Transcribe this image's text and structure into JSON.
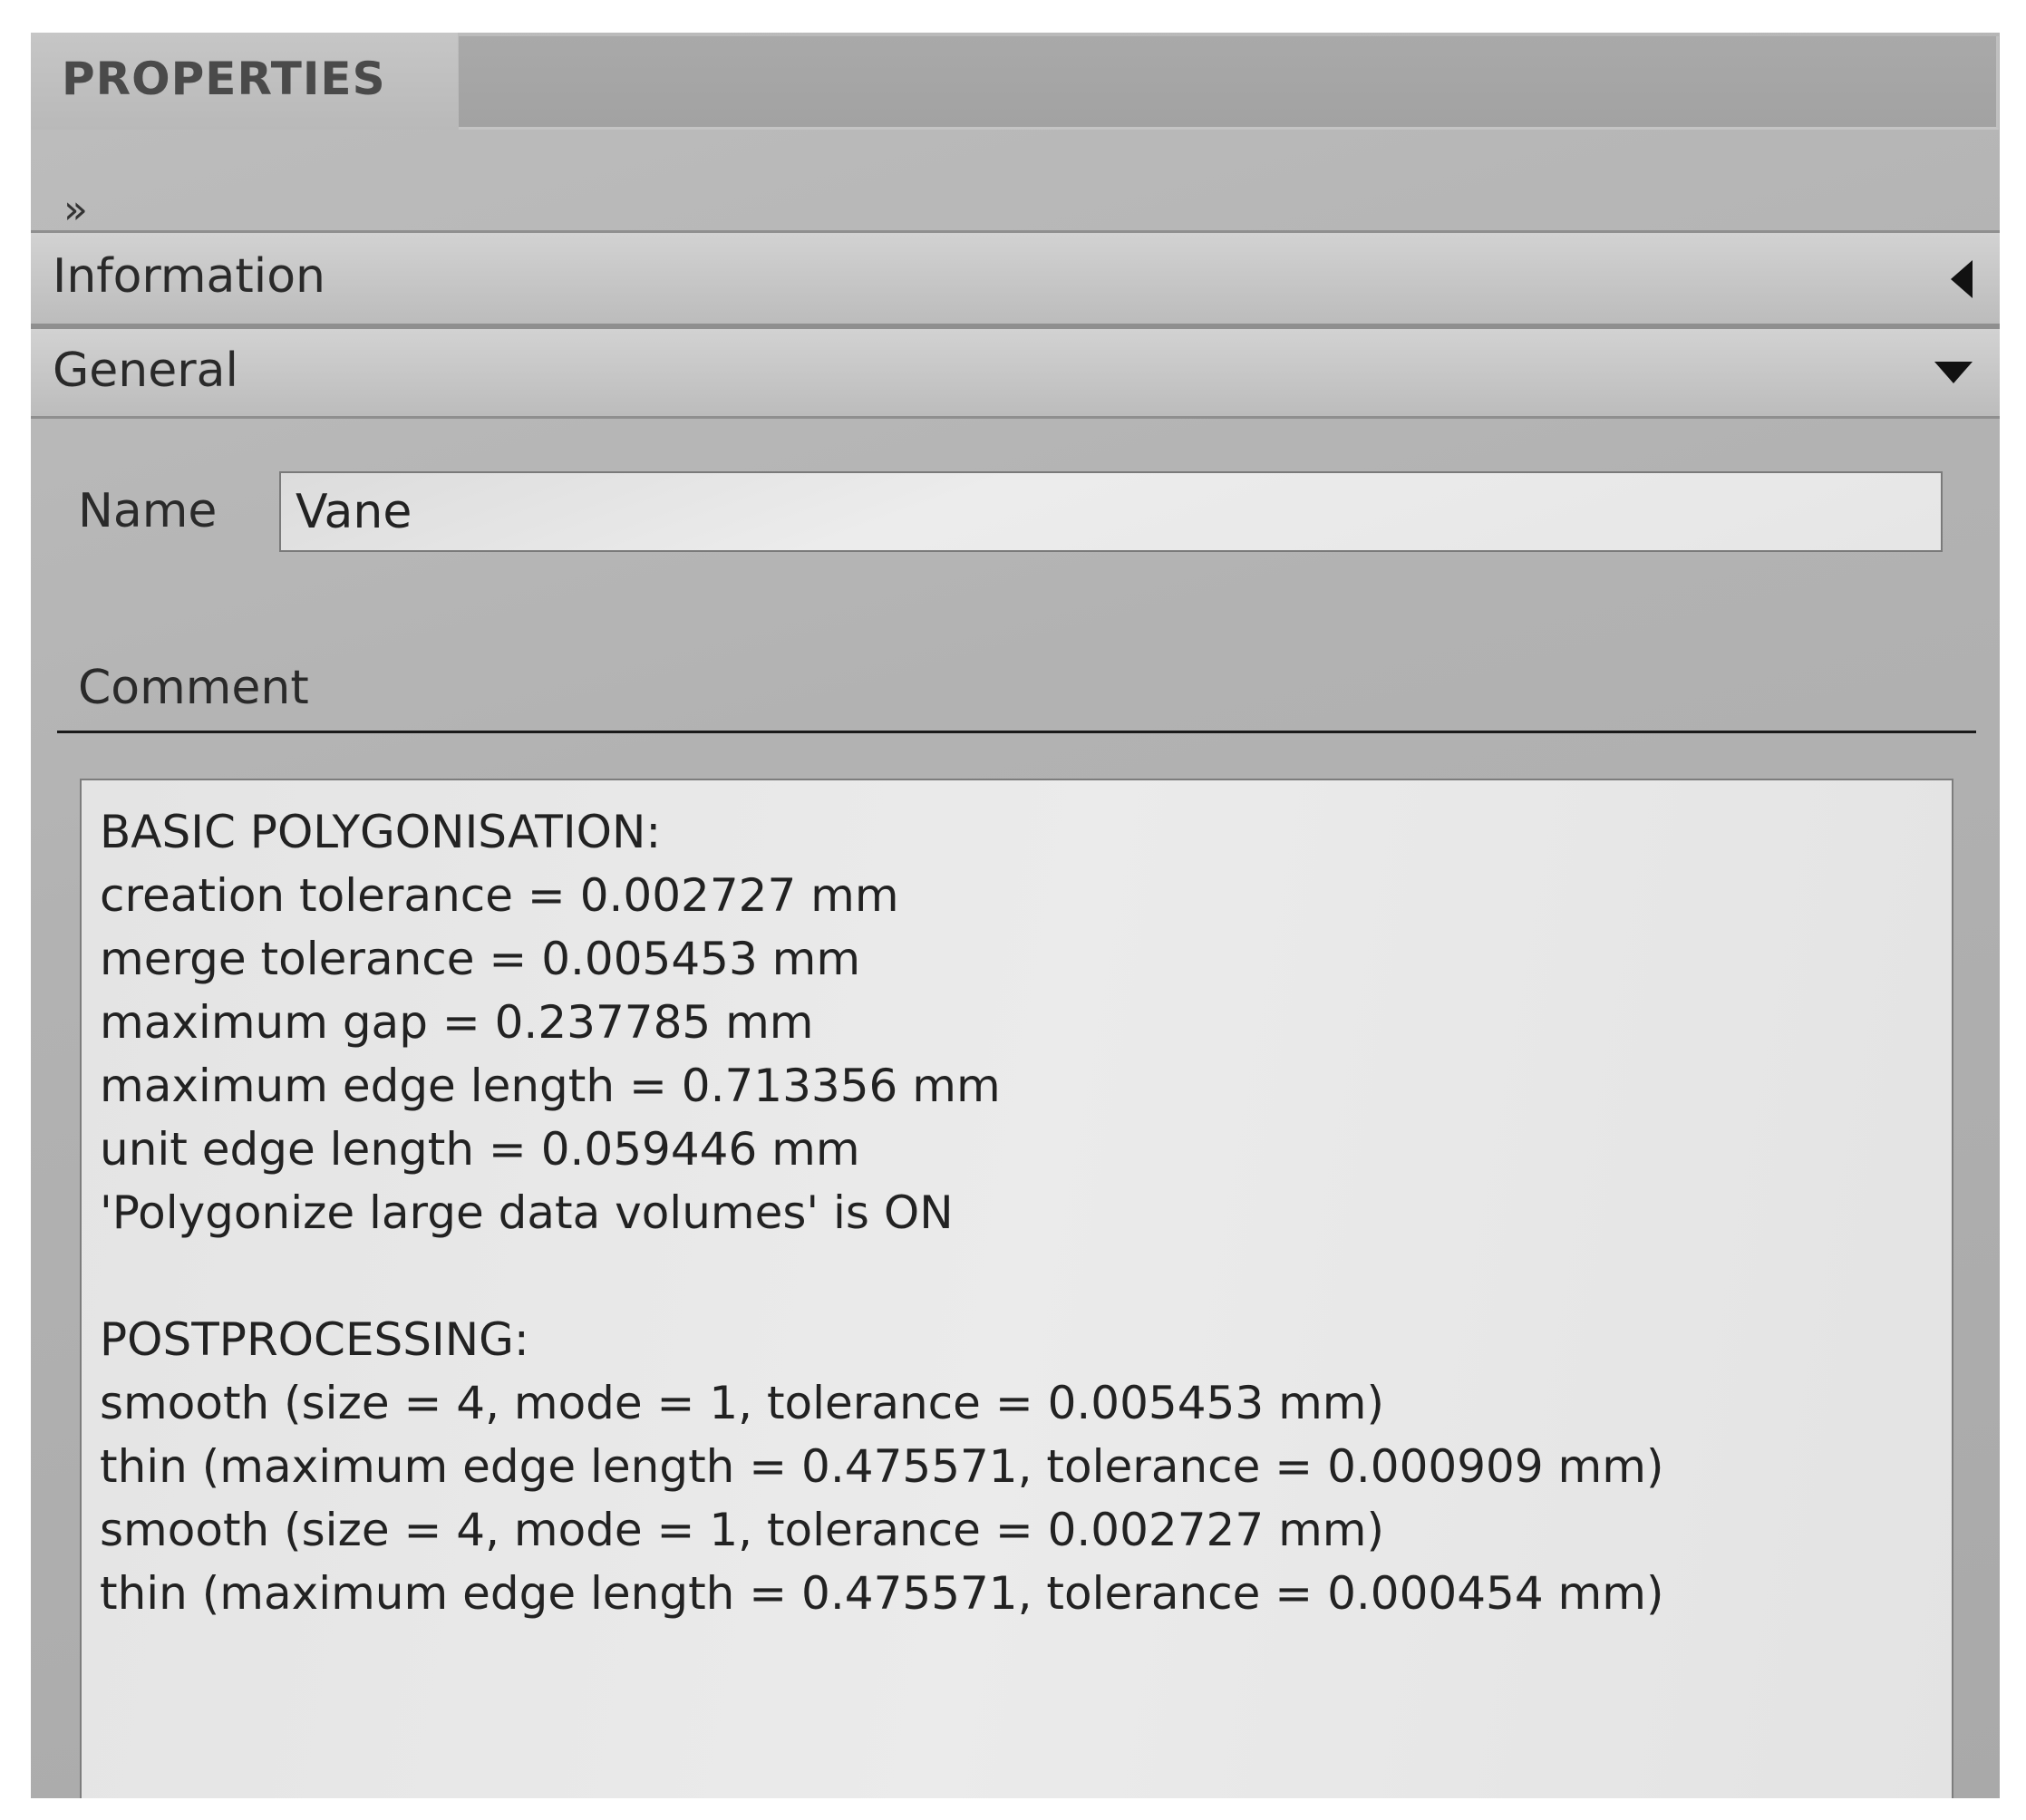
{
  "panel": {
    "tab_title": "PROPERTIES",
    "expand_icon": "»",
    "sections": [
      {
        "label": "Information",
        "state": "collapsed"
      },
      {
        "label": "General",
        "state": "expanded"
      }
    ]
  },
  "general": {
    "name_label": "Name",
    "name_value": "Vane",
    "comment_label": "Comment",
    "comment_lines": [
      "BASIC POLYGONISATION:",
      "creation tolerance = 0.002727 mm",
      "merge tolerance = 0.005453 mm",
      "maximum gap = 0.237785 mm",
      "maximum edge length = 0.713356 mm",
      "unit edge length = 0.059446 mm",
      "'Polygonize large data volumes' is ON",
      "",
      "POSTPROCESSING:",
      "smooth (size = 4, mode = 1, tolerance = 0.005453 mm)",
      "thin (maximum edge length = 0.475571, tolerance = 0.000909 mm)",
      "smooth (size = 4, mode = 1, tolerance = 0.002727 mm)",
      "thin (maximum edge length = 0.475571, tolerance = 0.000454 mm)"
    ]
  }
}
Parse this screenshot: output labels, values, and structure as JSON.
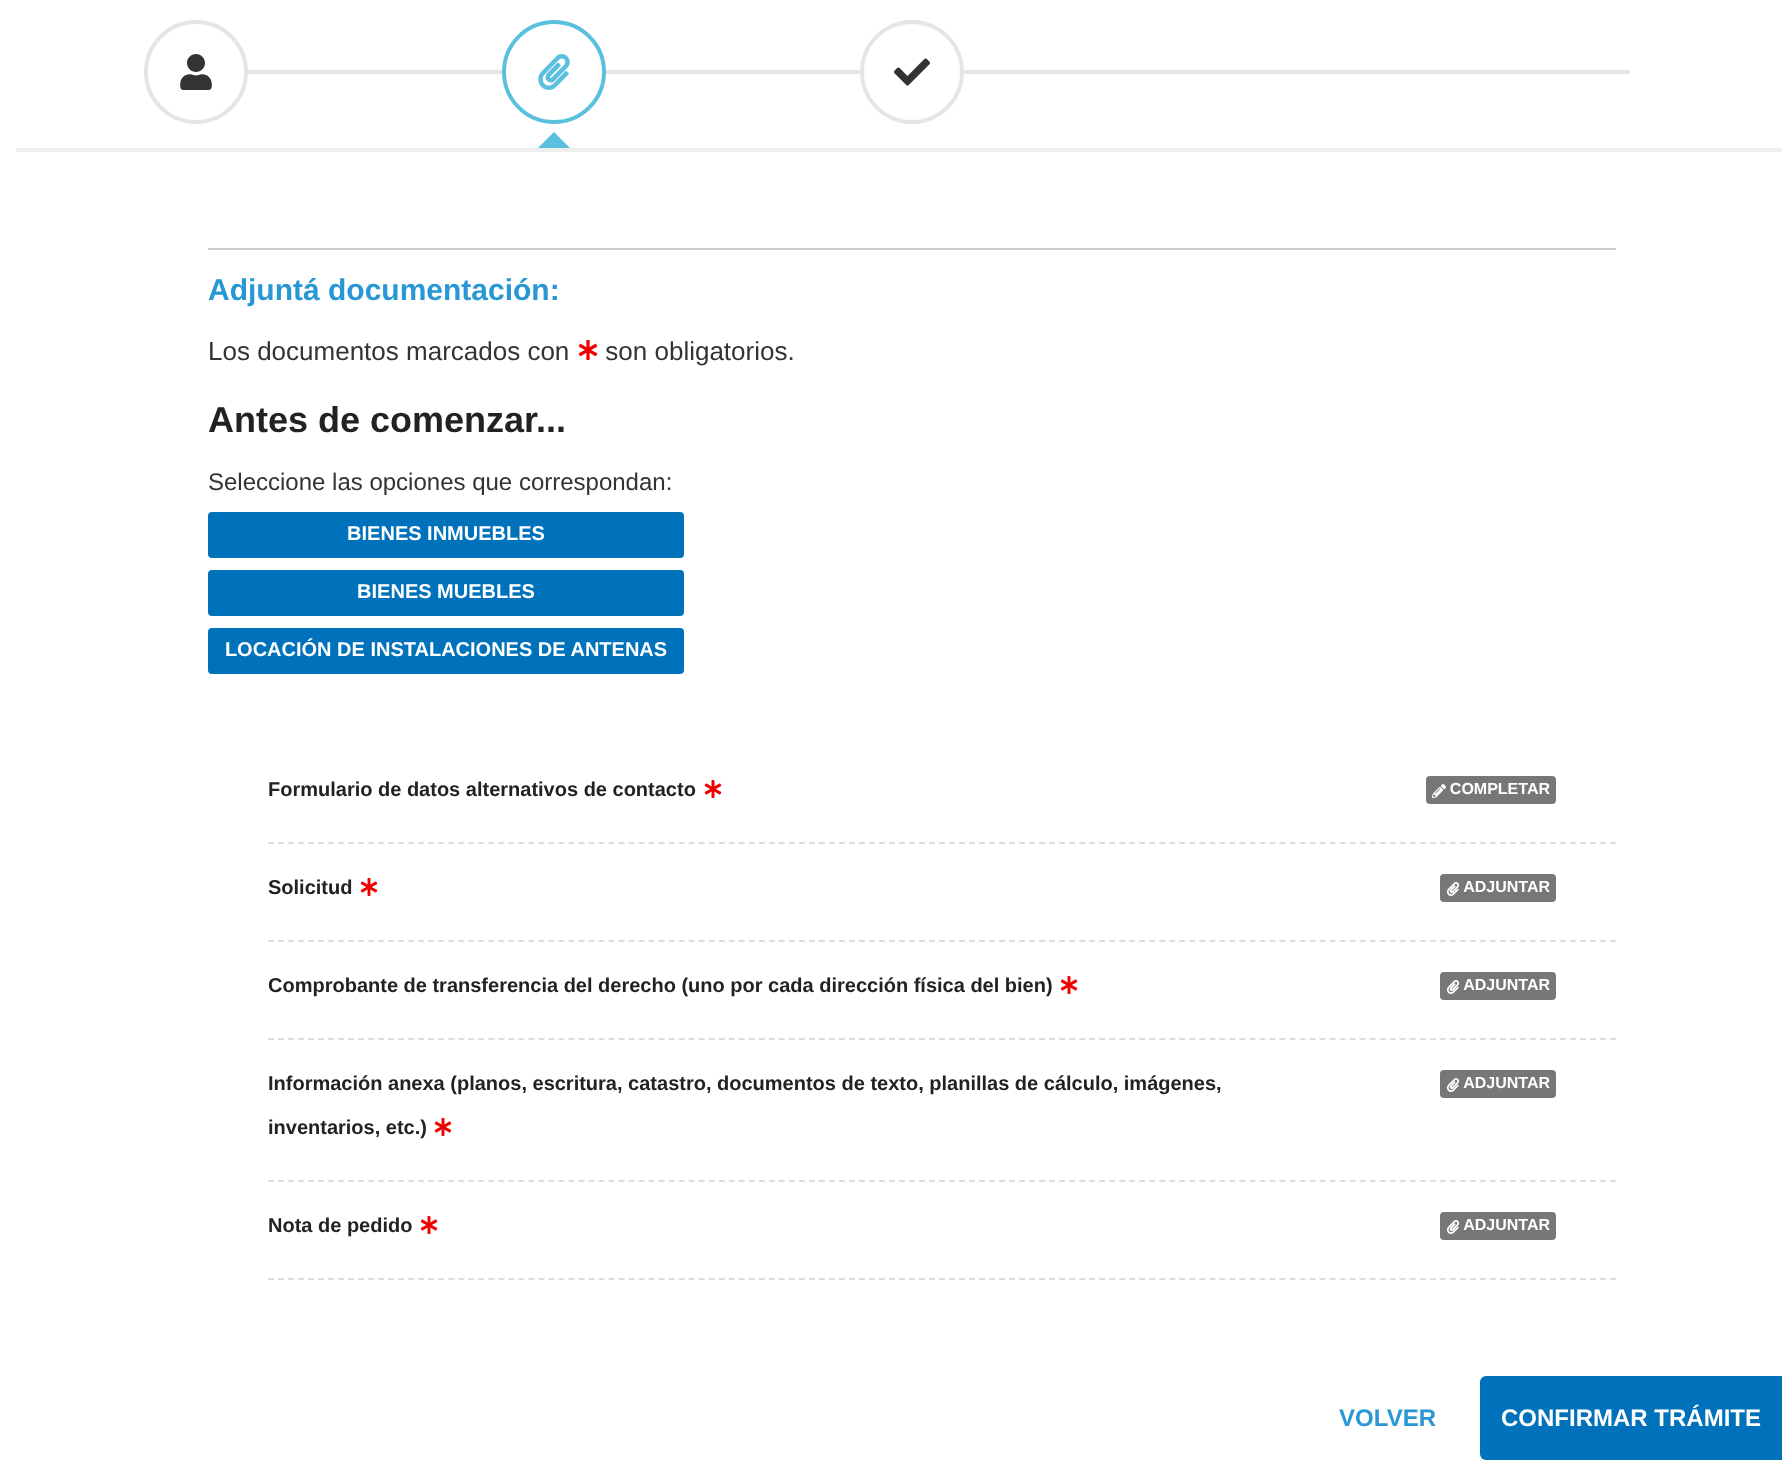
{
  "steps": [
    {
      "kind": "person",
      "selected": false
    },
    {
      "kind": "attachment",
      "selected": true
    },
    {
      "kind": "check",
      "selected": false
    }
  ],
  "section": {
    "title": "Adjuntá documentación:",
    "note_before": "Los documentos marcados con",
    "note_after": "son obligatorios."
  },
  "intro": {
    "title": "Antes de comenzar...",
    "subtitle": "Seleccione las opciones que correspondan:"
  },
  "options": [
    "BIENES INMUEBLES",
    "BIENES MUEBLES",
    "LOCACIÓN DE INSTALACIONES DE ANTENAS"
  ],
  "documents": [
    {
      "name": "Formulario de datos alternativos de contacto",
      "required": true,
      "action": {
        "kind": "edit",
        "label": "COMPLETAR"
      }
    },
    {
      "name": "Solicitud",
      "required": true,
      "action": {
        "kind": "attach",
        "label": "ADJUNTAR"
      }
    },
    {
      "name": "Comprobante de transferencia del derecho (uno por cada dirección física del bien)",
      "required": true,
      "action": {
        "kind": "attach",
        "label": "ADJUNTAR"
      }
    },
    {
      "name": "Información anexa (planos, escritura, catastro, documentos de texto, planillas de cálculo, imágenes, inventarios, etc.)",
      "required": true,
      "action": {
        "kind": "attach",
        "label": "ADJUNTAR"
      }
    },
    {
      "name": "Nota de pedido",
      "required": true,
      "action": {
        "kind": "attach",
        "label": "ADJUNTAR"
      }
    }
  ],
  "footer": {
    "back": "VOLVER",
    "confirm": "CONFIRMAR TRÁMITE"
  }
}
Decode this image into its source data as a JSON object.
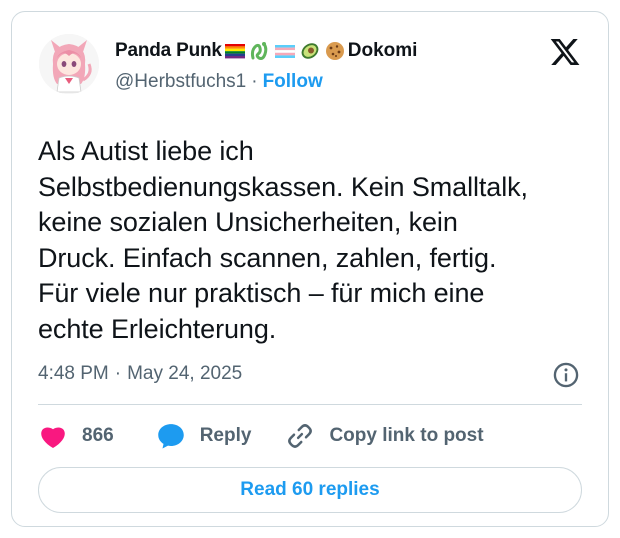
{
  "author": {
    "display_name": "Panda Punk",
    "name_suffix": "Dokomi",
    "handle": "@Herbstfuchs1",
    "separator": "·",
    "follow_label": "Follow",
    "emojis": [
      "rainbow-flag-icon",
      "dragon-icon",
      "transgender-flag-icon",
      "avocado-icon",
      "cookie-icon"
    ]
  },
  "tweet": {
    "lines": [
      "Als Autist liebe ich",
      "Selbstbedienungskassen. Kein Smalltalk,",
      "keine sozialen Unsicherheiten, kein",
      "Druck. Einfach scannen, zahlen, fertig.",
      "Für viele nur praktisch – für mich eine",
      "echte Erleichterung."
    ]
  },
  "meta": {
    "time": "4:48 PM",
    "separator": "·",
    "date": "May 24, 2025"
  },
  "actions": {
    "like_count": "866",
    "reply_label": "Reply",
    "copy_link_label": "Copy link to post"
  },
  "read_replies_label": "Read 60 replies",
  "colors": {
    "accent": "#1d9bf0",
    "like": "#f91880",
    "border": "#cfd9de",
    "secondary_text": "#536471"
  }
}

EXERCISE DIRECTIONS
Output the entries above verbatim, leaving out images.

COMPLETED TASK
Transcribe this image's text and structure into JSON.
{
  "panel": {
    "tab_title": "PROPERTIES",
    "expand_icon": "»",
    "sections": [
      {
        "label": "Information",
        "state": "collapsed"
      },
      {
        "label": "General",
        "state": "expanded"
      }
    ]
  },
  "general": {
    "name_label": "Name",
    "name_value": "Vane",
    "comment_label": "Comment",
    "comment_lines": [
      "BASIC POLYGONISATION:",
      "creation tolerance = 0.002727 mm",
      "merge tolerance = 0.005453 mm",
      "maximum gap = 0.237785 mm",
      "maximum edge length = 0.713356 mm",
      "unit edge length = 0.059446 mm",
      "'Polygonize large data volumes' is ON",
      "",
      "POSTPROCESSING:",
      "smooth (size = 4, mode = 1, tolerance = 0.005453 mm)",
      "thin (maximum edge length = 0.475571, tolerance = 0.000909 mm)",
      "smooth (size = 4, mode = 1, tolerance = 0.002727 mm)",
      "thin (maximum edge length = 0.475571, tolerance = 0.000454 mm)"
    ]
  }
}
Parse this screenshot: output labels, values, and structure as JSON.
{
  "steps": [
    {
      "kind": "person",
      "selected": false
    },
    {
      "kind": "attachment",
      "selected": true
    },
    {
      "kind": "check",
      "selected": false
    }
  ],
  "section": {
    "title": "Adjuntá documentación:",
    "note_before": "Los documentos marcados con",
    "note_after": "son obligatorios."
  },
  "intro": {
    "title": "Antes de comenzar...",
    "subtitle": "Seleccione las opciones que correspondan:"
  },
  "options": [
    "BIENES INMUEBLES",
    "BIENES MUEBLES",
    "LOCACIÓN DE INSTALACIONES DE ANTENAS"
  ],
  "documents": [
    {
      "name": "Formulario de datos alternativos de contacto",
      "required": true,
      "action": {
        "kind": "edit",
        "label": "COMPLETAR"
      }
    },
    {
      "name": "Solicitud",
      "required": true,
      "action": {
        "kind": "attach",
        "label": "ADJUNTAR"
      }
    },
    {
      "name": "Comprobante de transferencia del derecho (uno por cada dirección física del bien)",
      "required": true,
      "action": {
        "kind": "attach",
        "label": "ADJUNTAR"
      }
    },
    {
      "name": "Información anexa (planos, escritura, catastro, documentos de texto, planillas de cálculo, imágenes, inventarios, etc.)",
      "required": true,
      "action": {
        "kind": "attach",
        "label": "ADJUNTAR"
      }
    },
    {
      "name": "Nota de pedido",
      "required": true,
      "action": {
        "kind": "attach",
        "label": "ADJUNTAR"
      }
    }
  ],
  "footer": {
    "back": "VOLVER",
    "confirm": "CONFIRMAR TRÁMITE"
  }
}
Decode this image into its source data as a JSON object.
{
  "author": {
    "display_name": "Panda Punk",
    "name_suffix": "Dokomi",
    "handle": "@Herbstfuchs1",
    "separator": "·",
    "follow_label": "Follow",
    "emojis": [
      "rainbow-flag-icon",
      "dragon-icon",
      "transgender-flag-icon",
      "avocado-icon",
      "cookie-icon"
    ]
  },
  "tweet": {
    "lines": [
      "Als Autist liebe ich",
      "Selbstbedienungskassen. Kein Smalltalk,",
      "keine sozialen Unsicherheiten, kein",
      "Druck. Einfach scannen, zahlen, fertig.",
      "Für viele nur praktisch – für mich eine",
      "echte Erleichterung."
    ]
  },
  "meta": {
    "time": "4:48 PM",
    "separator": "·",
    "date": "May 24, 2025"
  },
  "actions": {
    "like_count": "866",
    "reply_label": "Reply",
    "copy_link_label": "Copy link to post"
  },
  "read_replies_label": "Read 60 replies",
  "colors": {
    "accent": "#1d9bf0",
    "like": "#f91880",
    "border": "#cfd9de",
    "secondary_text": "#536471"
  }
}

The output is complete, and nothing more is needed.